Transplantation based therapies depend on stem cells as the critical reagent, and accordingly, care must be exercised to properly characterize cultures, maintain sterility and use matched passage numbers for reliability of results. Transplanted human stem cells were labeled with BrdU prior to surgery, to provide one means for tracking them in vivo. Under our experimental conditions, transplanted NSCs did not undergo extensive proliferation, so that dilution of the BrdU label was not problematic. Alternatively, transplanted human stem cells can be distinguished from host cells by immunostaining for human specific markers such as nuclear matrix protein (h-NUC or hNUMA)9 or human-specific nuclear antigen (HuNu)2. Human stem cells could also be labeled with a variety of fluorescent markers to facilitate their identification within the host brain.

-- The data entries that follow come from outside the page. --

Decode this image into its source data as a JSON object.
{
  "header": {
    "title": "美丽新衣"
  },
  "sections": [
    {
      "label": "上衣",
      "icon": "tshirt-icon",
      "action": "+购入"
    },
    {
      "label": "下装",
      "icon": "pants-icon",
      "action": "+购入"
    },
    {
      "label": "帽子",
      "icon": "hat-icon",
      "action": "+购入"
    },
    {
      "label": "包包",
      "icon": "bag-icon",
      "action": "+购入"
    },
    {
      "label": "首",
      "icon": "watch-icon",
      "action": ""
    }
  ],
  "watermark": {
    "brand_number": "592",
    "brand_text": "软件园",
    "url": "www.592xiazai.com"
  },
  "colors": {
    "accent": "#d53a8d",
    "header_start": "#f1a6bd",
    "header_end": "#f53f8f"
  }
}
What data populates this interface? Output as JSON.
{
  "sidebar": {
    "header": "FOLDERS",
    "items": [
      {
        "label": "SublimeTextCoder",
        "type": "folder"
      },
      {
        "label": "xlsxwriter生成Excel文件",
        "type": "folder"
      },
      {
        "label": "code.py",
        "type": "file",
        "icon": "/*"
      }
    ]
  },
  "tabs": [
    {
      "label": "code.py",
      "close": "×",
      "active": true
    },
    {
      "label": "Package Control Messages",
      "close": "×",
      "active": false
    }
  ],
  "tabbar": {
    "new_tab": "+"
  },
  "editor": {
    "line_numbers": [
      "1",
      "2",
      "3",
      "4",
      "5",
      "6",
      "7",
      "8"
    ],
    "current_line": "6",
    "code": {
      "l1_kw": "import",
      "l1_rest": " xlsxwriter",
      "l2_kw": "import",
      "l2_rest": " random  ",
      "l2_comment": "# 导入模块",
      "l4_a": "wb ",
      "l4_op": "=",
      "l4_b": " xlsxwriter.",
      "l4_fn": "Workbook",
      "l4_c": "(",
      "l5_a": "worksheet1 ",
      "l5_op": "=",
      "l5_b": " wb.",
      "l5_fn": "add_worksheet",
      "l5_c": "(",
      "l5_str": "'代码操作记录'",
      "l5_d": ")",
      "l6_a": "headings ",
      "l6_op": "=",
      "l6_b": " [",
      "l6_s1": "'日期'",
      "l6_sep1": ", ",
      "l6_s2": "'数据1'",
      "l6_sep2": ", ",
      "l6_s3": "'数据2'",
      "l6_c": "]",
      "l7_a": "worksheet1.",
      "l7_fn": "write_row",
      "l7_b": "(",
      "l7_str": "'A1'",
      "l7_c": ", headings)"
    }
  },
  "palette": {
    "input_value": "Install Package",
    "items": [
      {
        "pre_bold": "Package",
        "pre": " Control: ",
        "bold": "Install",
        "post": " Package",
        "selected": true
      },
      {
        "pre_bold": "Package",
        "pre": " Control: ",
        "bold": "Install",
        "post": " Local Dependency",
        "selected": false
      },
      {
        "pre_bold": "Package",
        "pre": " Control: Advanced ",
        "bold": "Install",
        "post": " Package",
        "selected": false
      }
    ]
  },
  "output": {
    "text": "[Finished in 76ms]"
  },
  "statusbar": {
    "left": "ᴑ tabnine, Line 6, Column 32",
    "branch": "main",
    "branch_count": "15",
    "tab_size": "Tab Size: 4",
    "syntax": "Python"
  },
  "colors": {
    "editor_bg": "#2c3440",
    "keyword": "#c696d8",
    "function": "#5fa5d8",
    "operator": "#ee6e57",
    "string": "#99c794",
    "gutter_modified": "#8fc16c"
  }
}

Attention to irradiation parameters define precise dose delivery techniques, and those described here model current clinical practices in radiation oncology. Reproducible transplantation of stem cells in the brain is also critical, and is accomplished using a digital stereotaxic instrument. The capability to precisely micromanipulate a micro-syringe for stem cell implantation in small brain structures like the hippocampus greatly reduces human error. With this apparatus, NSCs were transplanted in four distinct sites spanning the anterior to posterior regions of the rat hippocampus. Dorso-ventral (DV) coordinates were determined based on experience with athymic nude (ATN) rats such that surgical procedures would not cause damage to the hippocampal formation2. A coronal section through the rat brain reveals key structures of the hippocampal formation including the dentate gyrus (DG), the dentate hilus (DH) and CA1 and CA3 subfields (Fig. 8). Transplanted NSCs, introduced dorsally from the visible needle tract (Nt, redline), are visualized as darkly staining (brown) cells deposited at the transplant-release site (Tr) just below the corpus callosum (CC), that subsequently migrate throughout the septo-temporal axis of the hippocampus.
No conflicts of interest declared.
This work was supported by NIH NINDS grant R01 NS074388 581 (C.L. Limoli), California Institute for Regenerative Medicine (CIRM) Grant RS1-00413 (C.L.L.), CIRM Training Grant TG2- 0115 (M.M.A.), and a CIRM Grant to JOVE in support of the video documentation.